Warren Buffett Says Worrying About A Slowing Economy Is A Mistake

He said children born in the U.S. today are the luckiest in history, despite some presidential candidates' warnings.

Warren Buffett Says Worrying About A Slowing Economy Is A Mistake
Getty Images / Paul Morigi

The third-richest person in the world says presidential candidates warning of a slowing U.S. economy are "dead wrong." 

In a letter to Berkshire Hathaway shareholders, chairman and CEO Warren Buffett said, "The babies being born in America today are the luckiest crop in history."

He said real GDP per capita –– an often-used stat that gauges economic growth without inflation –– has increased by "a staggering" 600 percent since he was born in 1930. 

Government spending is counted in that measure, though, with World War II having caused a huge increase. It's actually never dipped below its 1930 level since.

Some critics have pointed out that comparing today's GDP to GDP 86 years ago might be oversimplified, given all the economic and political changes that have happened in between. 

And looking to the future, the Congressional Budget Office predicts real GDP will grow by just over 2 percent through 2025. Many consider that relatively slow growth. 

That's around the same rate it's grown since 2010.

But Buffett argues growth around that 2 percent mark would raise America's real GDP by almost 35 percent 25 years down the road, leading to $19,000 per person added to the economy. 

He said for a family of four, that's $76,000 a year. He's not really saying they'll be earning that money, though. 

Instead, it's the value of the goods and services four people produce that will be worth $76,000 more for the economy a generation from now. 

Critics of Buffett's analysis say productivity has declined as of late, and that monumental innovations, like antibiotics and refrigeration, which arguably caused the most economic growth, are unlikely to happen on the same scale in the next 25 years. 

We should note Buffett's supported Democratic candidate, Hillary Clinton — and Berkshire Hathaway's holdings — are pretty dependent on the U.S. economy, so he may have a vested interest in promoting a positive view.

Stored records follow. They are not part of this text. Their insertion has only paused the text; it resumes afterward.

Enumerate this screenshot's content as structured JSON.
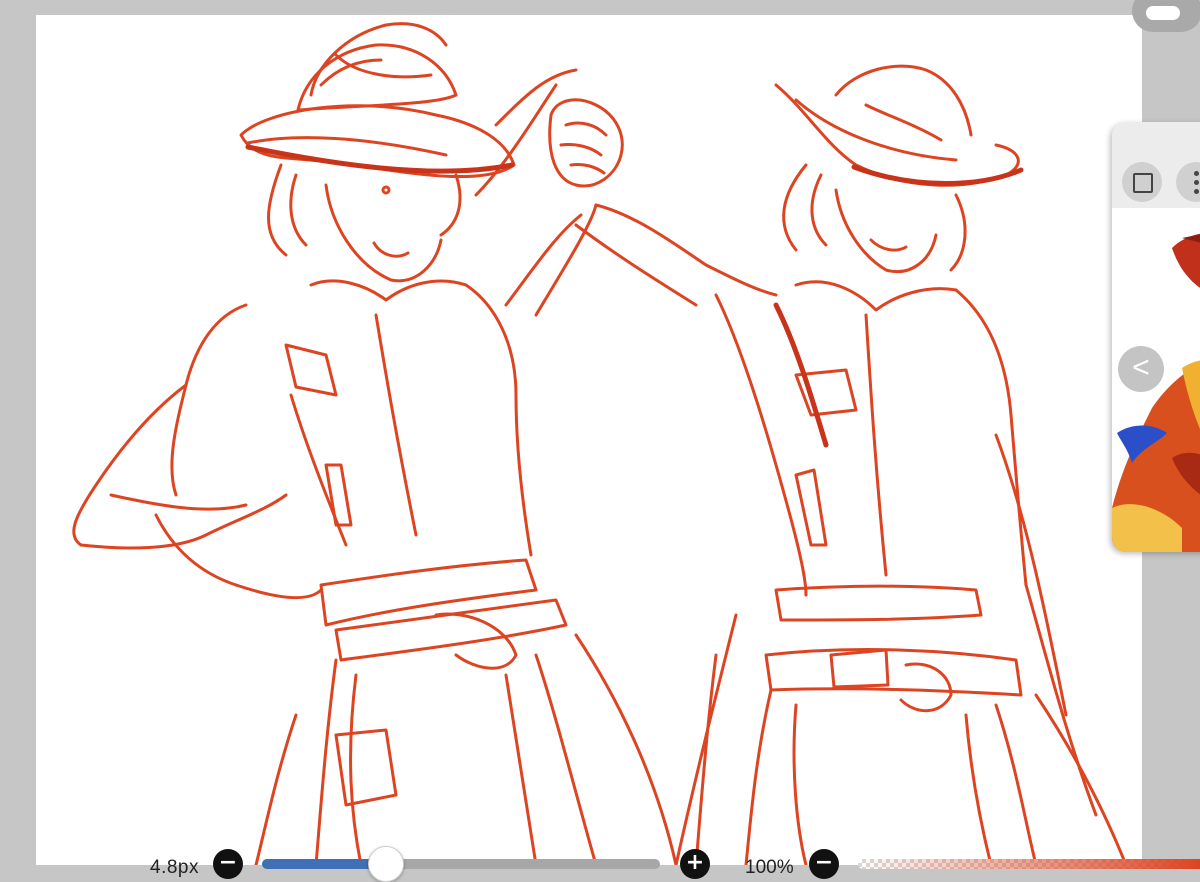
{
  "canvas": {
    "background": "#ffffff",
    "stroke_color": "#dd4422"
  },
  "reference_panel": {
    "toolbar_icons": [
      "square-icon",
      "more-vertical-icon"
    ],
    "collapse_icon": "chevron-left-icon",
    "collapse_glyph": "<"
  },
  "brush": {
    "size_label": "4.8px",
    "size_fraction": 0.31,
    "decrease_glyph": "−",
    "increase_glyph": "+",
    "track_color": "#a7a7a7",
    "fill_color": "#3f6fb5"
  },
  "opacity": {
    "label": "100%",
    "value": 1.0,
    "decrease_glyph": "−"
  }
}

This video includes clips from Ford Motor Co.National Geographic, the Congressional Budget OfficeCNN and the White House, images from Getty Images and music from Frenic / CC BY 3.0